With much fanfare, the National Archives today  released 11,000 pages of Hillary Clinton’s schedules from her eight years as first lady. Mark Halperin instantly reported that there was no “smoking gun” among the papers. (What would constitute a smoking gun? Meetings with lobbyists? ” 3:45 p.m.: Cover up land deal “?) The most curious revelation has been that Hillary was in the White House on the day of the famed “blue dress” incident. Also—surprise surprise—Clinton got face time with people who are now superdelegates. But beyond that, slim pickings so far.

The Clinton campaign was quick to turn this into a “challenge” for Obama. They urged him “to release relevant documents and information from his tenure in the State Senate relating to his schedule, to memos, to letters that he may have written to state agencies perhaps on behalf of Mr. Rezko or others.”

We’ve seen this movie before: Candidate stonewalls against some reform, finally gives in, then denounces opponent for failing to adopt same reform. (Remember how John Edwards spun taking public funds into a virtue?) So, of course Clinton is now casting herself as the transparency candidate. But how valid is that? Here’s a quick comparison of their records on disclosure:

Tax Returns: Clinton released her tax returns from the White House years when she was running for her Senate seat and challenged her opponent to do the same. But her tax returns since 2000 are still private, and neither she nor her surrogates have provided satisfying answers as to why. (When Bill Clinton was running for president in 1992, he released records from as far back as 1980, but refused to release those from 1978 to ‘79.) Obama has released his tax returns every year since 2004.

Earmarks: Last week Obama released a list of earmarks he had requested for Illinois since becoming a senator. Clinton has not followed suit.

Fundraisers: In January, Chicago Sun-Times reporter Lynn Sweet successfully pressured the Obama campaign to include more fundraisers on his public schedule. But that only includes those held at public venues like hotels, not private homes. Clinton has not opened fundraisers to reporters.

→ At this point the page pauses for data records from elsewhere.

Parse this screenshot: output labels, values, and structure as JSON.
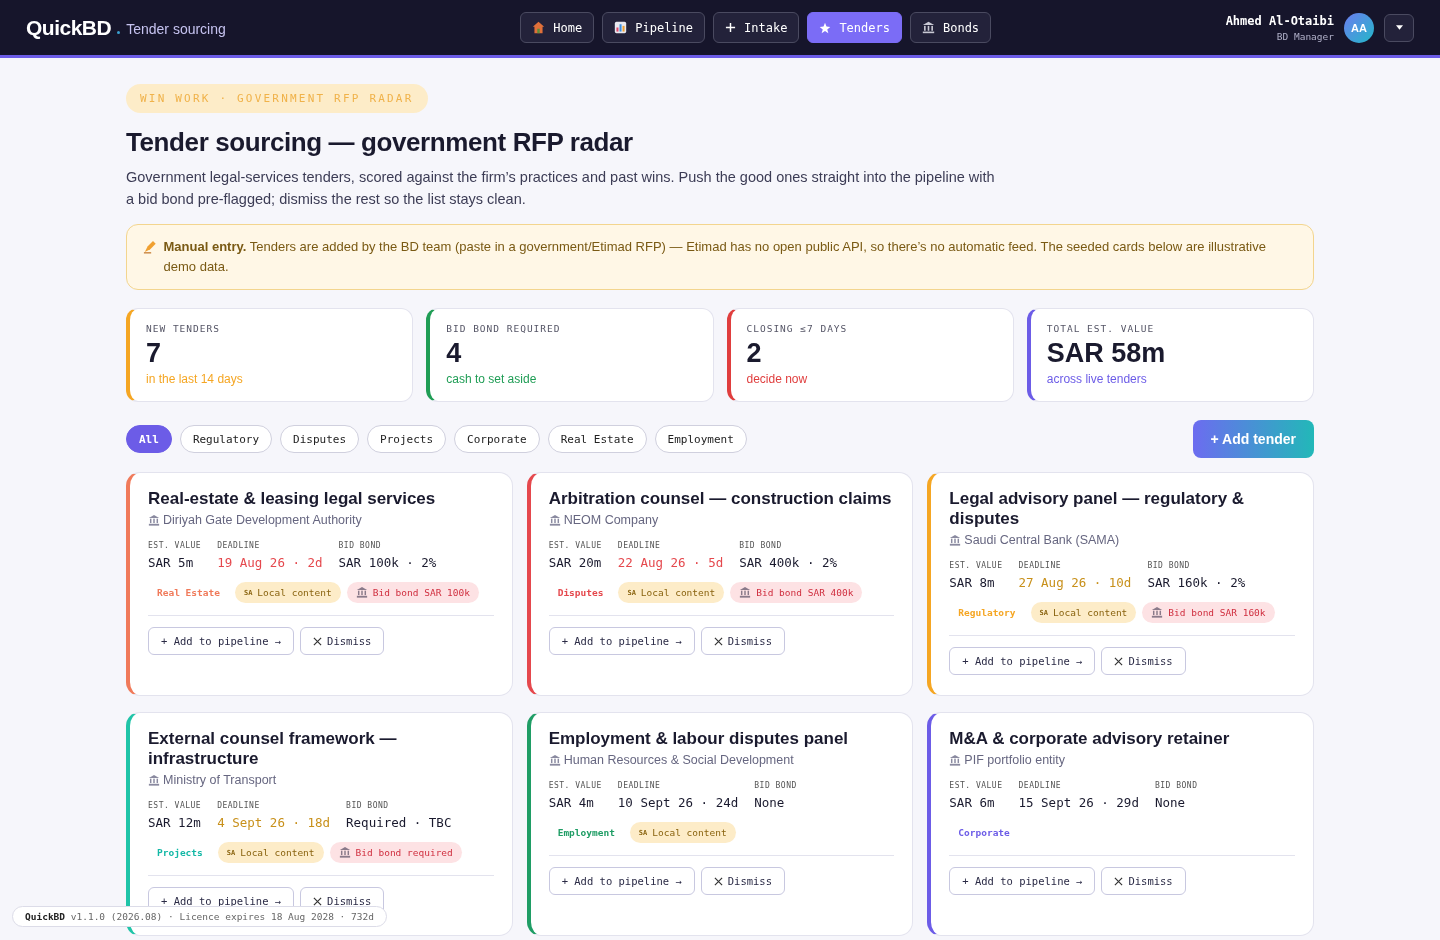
{
  "header": {
    "brand": "QuickBD",
    "section": "Tender sourcing",
    "nav": [
      {
        "label": "Home",
        "selected": false
      },
      {
        "label": "Pipeline",
        "selected": false
      },
      {
        "label": "Intake",
        "selected": false
      },
      {
        "label": "Tenders",
        "selected": true
      },
      {
        "label": "Bonds",
        "selected": false
      }
    ],
    "user": {
      "name": "Ahmed Al-Otaibi",
      "role": "BD Manager",
      "initials": "AA"
    }
  },
  "eyebrow": "WIN WORK · GOVERNMENT RFP RADAR",
  "title": "Tender sourcing — government RFP radar",
  "intro": "Government legal-services tenders, scored against the firm’s practices and past wins. Push the good ones straight into the pipeline with a bid bond pre-flagged; dismiss the rest so the list stays clean.",
  "notice": "**Manual entry.** Tenders are added by the BD team (paste in a government/Etimad RFP) — Etimad has no open public API, so there’s no automatic feed. The seeded cards below are illustrative demo data.",
  "stats": [
    {
      "label": "NEW TENDERS",
      "value": "7",
      "note": "in the last 14 days",
      "color": "#f5a623"
    },
    {
      "label": "BID BOND REQUIRED",
      "value": "4",
      "note": "cash to set aside",
      "color": "#1f9d55"
    },
    {
      "label": "CLOSING ≤7 DAYS",
      "value": "2",
      "note": "decide now",
      "color": "#e03e3e"
    },
    {
      "label": "TOTAL EST. VALUE",
      "value": "SAR 58m",
      "note": "across live tenders",
      "color": "#6c5ce7"
    }
  ],
  "filters": [
    {
      "label": "All",
      "selected": true
    },
    {
      "label": "Regulatory",
      "selected": false
    },
    {
      "label": "Disputes",
      "selected": false
    },
    {
      "label": "Projects",
      "selected": false
    },
    {
      "label": "Corporate",
      "selected": false
    },
    {
      "label": "Real Estate",
      "selected": false
    },
    {
      "label": "Employment",
      "selected": false
    }
  ],
  "add_button": "+ Add tender",
  "cards": [
    {
      "title": "Real-estate & leasing legal services",
      "agency": "Diriyah Gate Development Authority",
      "color": "#f07a5a",
      "est_value": {
        "label": "EST. VALUE",
        "value": "SAR 5m"
      },
      "deadline": {
        "label": "DEADLINE",
        "value": "19 Aug 26 · 2d",
        "color": "#e5484d"
      },
      "bid_bond": {
        "label": "BID BOND",
        "value": "SAR 100k · 2%"
      },
      "tags": [
        {
          "kind": "category",
          "label": "Real Estate",
          "color": "#f07a5a"
        },
        {
          "kind": "local",
          "flag": "SA",
          "label": "Local content"
        },
        {
          "kind": "bond",
          "label": "Bid bond SAR 100k"
        }
      ],
      "actions": [
        {
          "kind": "add",
          "label": "+ Add to pipeline →"
        },
        {
          "kind": "dismiss",
          "label": "Dismiss"
        }
      ]
    },
    {
      "title": "Arbitration counsel — construction claims",
      "agency": "NEOM Company",
      "color": "#e5484d",
      "est_value": {
        "label": "EST. VALUE",
        "value": "SAR 20m"
      },
      "deadline": {
        "label": "DEADLINE",
        "value": "22 Aug 26 · 5d",
        "color": "#e5484d"
      },
      "bid_bond": {
        "label": "BID BOND",
        "value": "SAR 400k · 2%"
      },
      "tags": [
        {
          "kind": "category",
          "label": "Disputes",
          "color": "#e5484d"
        },
        {
          "kind": "local",
          "flag": "SA",
          "label": "Local content"
        },
        {
          "kind": "bond",
          "label": "Bid bond SAR 400k"
        }
      ],
      "actions": [
        {
          "kind": "add",
          "label": "+ Add to pipeline →"
        },
        {
          "kind": "dismiss",
          "label": "Dismiss"
        }
      ]
    },
    {
      "title": "Legal advisory panel — regulatory & disputes",
      "agency": "Saudi Central Bank (SAMA)",
      "color": "#f5a623",
      "est_value": {
        "label": "EST. VALUE",
        "value": "SAR 8m"
      },
      "deadline": {
        "label": "DEADLINE",
        "value": "27 Aug 26 · 10d",
        "color": "#c8901a"
      },
      "bid_bond": {
        "label": "BID BOND",
        "value": "SAR 160k · 2%"
      },
      "tags": [
        {
          "kind": "category",
          "label": "Regulatory",
          "color": "#f5a623"
        },
        {
          "kind": "local",
          "flag": "SA",
          "label": "Local content"
        },
        {
          "kind": "bond",
          "label": "Bid bond SAR 160k"
        }
      ],
      "actions": [
        {
          "kind": "add",
          "label": "+ Add to pipeline →"
        },
        {
          "kind": "dismiss",
          "label": "Dismiss"
        }
      ]
    },
    {
      "title": "External counsel framework — infrastructure",
      "agency": "Ministry of Transport",
      "color": "#20c4a8",
      "est_value": {
        "label": "EST. VALUE",
        "value": "SAR 12m"
      },
      "deadline": {
        "label": "DEADLINE",
        "value": "4 Sept 26 · 18d",
        "color": "#c8901a"
      },
      "bid_bond": {
        "label": "BID BOND",
        "value": "Required · TBC"
      },
      "tags": [
        {
          "kind": "category",
          "label": "Projects",
          "color": "#14b8a6"
        },
        {
          "kind": "local",
          "flag": "SA",
          "label": "Local content"
        },
        {
          "kind": "bond",
          "label": "Bid bond required"
        }
      ],
      "actions": [
        {
          "kind": "add",
          "label": "+ Add to pipeline →"
        },
        {
          "kind": "dismiss",
          "label": "Dismiss"
        }
      ]
    },
    {
      "title": "Employment & labour disputes panel",
      "agency": "Human Resources & Social Development",
      "color": "#1f9d65",
      "est_value": {
        "label": "EST. VALUE",
        "value": "SAR 4m"
      },
      "deadline": {
        "label": "DEADLINE",
        "value": "10 Sept 26 · 24d",
        "color": "#1a1a2e"
      },
      "bid_bond": {
        "label": "BID BOND",
        "value": "None"
      },
      "tags": [
        {
          "kind": "category",
          "label": "Employment",
          "color": "#1f9d65"
        },
        {
          "kind": "local",
          "flag": "SA",
          "label": "Local content"
        }
      ],
      "actions": [
        {
          "kind": "add",
          "label": "+ Add to pipeline →"
        },
        {
          "kind": "dismiss",
          "label": "Dismiss"
        }
      ]
    },
    {
      "title": "M&A & corporate advisory retainer",
      "agency": "PIF portfolio entity",
      "color": "#6c5ce7",
      "est_value": {
        "label": "EST. VALUE",
        "value": "SAR 6m"
      },
      "deadline": {
        "label": "DEADLINE",
        "value": "15 Sept 26 · 29d",
        "color": "#1a1a2e"
      },
      "bid_bond": {
        "label": "BID BOND",
        "value": "None"
      },
      "tags": [
        {
          "kind": "category",
          "label": "Corporate",
          "color": "#6c5ce7"
        }
      ],
      "actions": [
        {
          "kind": "add",
          "label": "+ Add to pipeline →"
        },
        {
          "kind": "dismiss",
          "label": "Dismiss"
        }
      ]
    }
  ],
  "footer": "**QuickBD** v1.1.0 (2026.08) · Licence expires 18 Aug 2028 · 732d"
}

Donors and bundlers: Obama’s campaign lists the names of bundlers—people committed to raising more than $50,000—on its Web site but doesn’t include cities or states to go with the names. In February, Clinton’s campaign let reporters listen in on a highly staged conference call with major donors.

Personal papers: Now that Clinton has released her personal schedule from the White House years, she’s urging Obama to release his own from his years in the State Senate. When asked about the whereabouts of his pre-2004 records, Obama said he “didn’t have the resources to ensure that all this stuff was archived in some way…. [I]t could have been thrown out.”